Nature, (2001), vol. 412, pg. 706 (2001 August 16 edition).
(Compiled and presented by Bill Blair, JHU.)
The Beta Pictoris star system is estimated to be about 20 million years old, relatively young for a star whose life will ultimately span billions of years. It is about 60 light years from Earth, in the direction of the southern constellation Pictor. Like many young stars, Beta Pictoris is surrounded by a disk of gas and dust. From earth we happen to view this disk almost exactly edge-on, as shown in the image at left above. Previous observations have suggested to scientists that planets may be forming (or recently formed) deep within this disk.

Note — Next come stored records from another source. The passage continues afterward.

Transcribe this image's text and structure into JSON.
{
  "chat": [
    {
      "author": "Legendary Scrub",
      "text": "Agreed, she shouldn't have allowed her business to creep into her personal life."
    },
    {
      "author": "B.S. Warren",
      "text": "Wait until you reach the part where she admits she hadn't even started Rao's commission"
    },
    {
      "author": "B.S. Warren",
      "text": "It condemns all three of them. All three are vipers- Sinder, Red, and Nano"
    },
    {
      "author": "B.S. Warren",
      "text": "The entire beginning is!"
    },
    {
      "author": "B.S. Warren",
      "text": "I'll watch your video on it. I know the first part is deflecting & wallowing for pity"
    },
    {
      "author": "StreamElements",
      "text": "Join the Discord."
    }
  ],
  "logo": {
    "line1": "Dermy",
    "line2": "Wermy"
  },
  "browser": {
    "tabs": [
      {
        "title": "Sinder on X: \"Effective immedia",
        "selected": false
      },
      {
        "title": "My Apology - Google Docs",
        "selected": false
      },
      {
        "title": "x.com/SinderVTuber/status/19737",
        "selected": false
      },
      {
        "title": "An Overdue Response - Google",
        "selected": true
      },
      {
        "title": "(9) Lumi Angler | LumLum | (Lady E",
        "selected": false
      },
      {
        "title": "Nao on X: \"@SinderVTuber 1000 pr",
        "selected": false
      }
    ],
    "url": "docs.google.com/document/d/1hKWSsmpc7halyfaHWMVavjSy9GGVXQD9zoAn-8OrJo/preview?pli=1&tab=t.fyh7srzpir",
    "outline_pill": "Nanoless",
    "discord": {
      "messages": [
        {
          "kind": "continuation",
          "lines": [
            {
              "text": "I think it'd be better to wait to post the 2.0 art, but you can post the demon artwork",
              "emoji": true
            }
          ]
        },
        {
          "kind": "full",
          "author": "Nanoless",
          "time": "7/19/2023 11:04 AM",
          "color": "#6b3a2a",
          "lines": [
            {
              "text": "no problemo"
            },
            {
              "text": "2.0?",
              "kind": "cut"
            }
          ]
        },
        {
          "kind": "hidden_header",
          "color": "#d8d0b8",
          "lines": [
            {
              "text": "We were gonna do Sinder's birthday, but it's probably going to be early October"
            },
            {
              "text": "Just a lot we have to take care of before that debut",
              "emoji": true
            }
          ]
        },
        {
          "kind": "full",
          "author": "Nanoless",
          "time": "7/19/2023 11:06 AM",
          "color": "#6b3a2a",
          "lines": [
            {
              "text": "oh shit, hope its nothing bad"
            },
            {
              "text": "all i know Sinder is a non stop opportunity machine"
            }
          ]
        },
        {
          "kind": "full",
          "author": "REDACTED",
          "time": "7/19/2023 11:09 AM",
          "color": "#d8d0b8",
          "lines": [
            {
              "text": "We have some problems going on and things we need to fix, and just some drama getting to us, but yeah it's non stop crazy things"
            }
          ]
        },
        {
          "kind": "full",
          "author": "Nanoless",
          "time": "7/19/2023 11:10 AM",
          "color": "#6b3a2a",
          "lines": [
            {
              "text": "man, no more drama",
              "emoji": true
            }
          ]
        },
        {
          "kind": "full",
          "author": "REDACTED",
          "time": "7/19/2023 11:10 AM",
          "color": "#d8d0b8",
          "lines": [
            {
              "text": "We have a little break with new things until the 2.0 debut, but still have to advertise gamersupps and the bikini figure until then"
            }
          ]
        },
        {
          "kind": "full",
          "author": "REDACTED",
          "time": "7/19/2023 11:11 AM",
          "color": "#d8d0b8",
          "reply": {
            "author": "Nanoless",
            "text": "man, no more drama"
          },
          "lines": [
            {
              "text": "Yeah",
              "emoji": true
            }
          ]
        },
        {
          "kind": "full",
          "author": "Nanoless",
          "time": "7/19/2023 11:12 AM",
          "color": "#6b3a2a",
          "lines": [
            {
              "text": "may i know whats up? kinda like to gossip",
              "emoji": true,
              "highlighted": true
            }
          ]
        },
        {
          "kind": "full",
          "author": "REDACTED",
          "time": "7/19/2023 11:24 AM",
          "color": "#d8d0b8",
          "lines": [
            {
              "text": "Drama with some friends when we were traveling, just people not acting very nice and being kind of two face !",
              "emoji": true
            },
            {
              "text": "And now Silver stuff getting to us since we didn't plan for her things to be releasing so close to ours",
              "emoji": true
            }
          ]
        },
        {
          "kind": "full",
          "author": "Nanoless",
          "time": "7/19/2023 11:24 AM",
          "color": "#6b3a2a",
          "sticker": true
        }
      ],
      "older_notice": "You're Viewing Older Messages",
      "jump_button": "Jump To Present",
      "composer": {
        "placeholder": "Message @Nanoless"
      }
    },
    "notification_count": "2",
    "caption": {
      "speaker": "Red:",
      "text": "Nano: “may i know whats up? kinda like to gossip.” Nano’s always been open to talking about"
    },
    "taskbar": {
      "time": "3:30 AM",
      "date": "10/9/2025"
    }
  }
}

One of the things seen in previous observations of Beta Pictoris is absorption from molecules of carbon monoxide, CO. This was somewhat surprising because calculations indicated that CO molecules only have a lifetime of about 1000 years in the harsh environment surrounding Beta Pictoris. Hence, new CO must be continually produced, perhaps from evaporating comets, in order to be seen. Since hydrogen is the most abundant element in the universe (and molecular hydrogen is the most abundant molecule), it was expected that molecular hydrogen (H2) should also be plentiful in the Beta Pictoris disk. In interstellar gas clouds, for instance, one normally detects 100,000 times more H2 molecules than CO molecules. One published report using data from the Infrared Space Observatory (ISO) seemed to indicate the presence of H2 in emission in the infrared part of the spectrum, although the detection was of low quality.
The FUSE satellite was trained onto Beta Pictoris in early March 2001 in order to both learn about the star itself and its enigmatic disk. The figure below shows a small portion of the resulting spectrum. The two larges humps in this figure are broad emission lines from ionized oxygen, and originate in the outer atmosphere of the star itself. The presence of these lines indicates a very hot outer region on the star, perhaps an extended chromosphere much larger and more active than our sun's. However, even more surprising, the FUSE spectrum shows no evidence of molecular hydrogen, which would produce visible dips (absorption lines) against the oxygen emission lines (see figure). This measurement is many times more sensitive to the presence of molecular hydrogen than the ISO measurement mentioned above, but it only pertains to the sight line directly towards the star.
Caption: The white histogram line in this figure shows a portion of the FUSE spectrum of Beta Pictoris. The two main humps in this spectrum are emission lines from highly ionized oxygen in the outer atmosphere of the star itself. Since the star is viewed directly through the surrounding edge-on disk, any molecular hydrogen in the disk would absorb some of the light from the star, as shown by the red and blue lines. The absence of these dips in the actual FUSE data thus severely limits the amount of molecular hydrogen gas that can be present in the disk surrounding Beta Pictoris.
If both results are correct, the only way for this conflict to be resolved is if the H2 is not evenly distributed throughout the disk. In this scenario, H2 may be clumpy and the FUSE sightline missed it. These clumps might represent giant planet embryos! The other option is that the marginal ISO detection overestimates the amount of H2. In this case, there would be much less molecular hydrogen visible in the Beta Pictoris system than expected. So where could it be?
The answer may be COMETS, perhaps those same comets that are needed to continually supply the carbon monoxide that is observed! Calculations indicate a swarm of comets around Beta Pictoris would be warm enough to slowly release carbon monoxide, but far too cold to release molecular hydrogen, which would remain locked up as water (H2O) ice.
Photo credits: (top) Hubble Space Telescope images from NASA via the Space Telescope Science Institute. (bottom) Figure courtesy of Alain Lecavelier des Etangs, adapted from published figure in Nature, (2001), vol. 412, pg. 706 (2001 August 16 edition).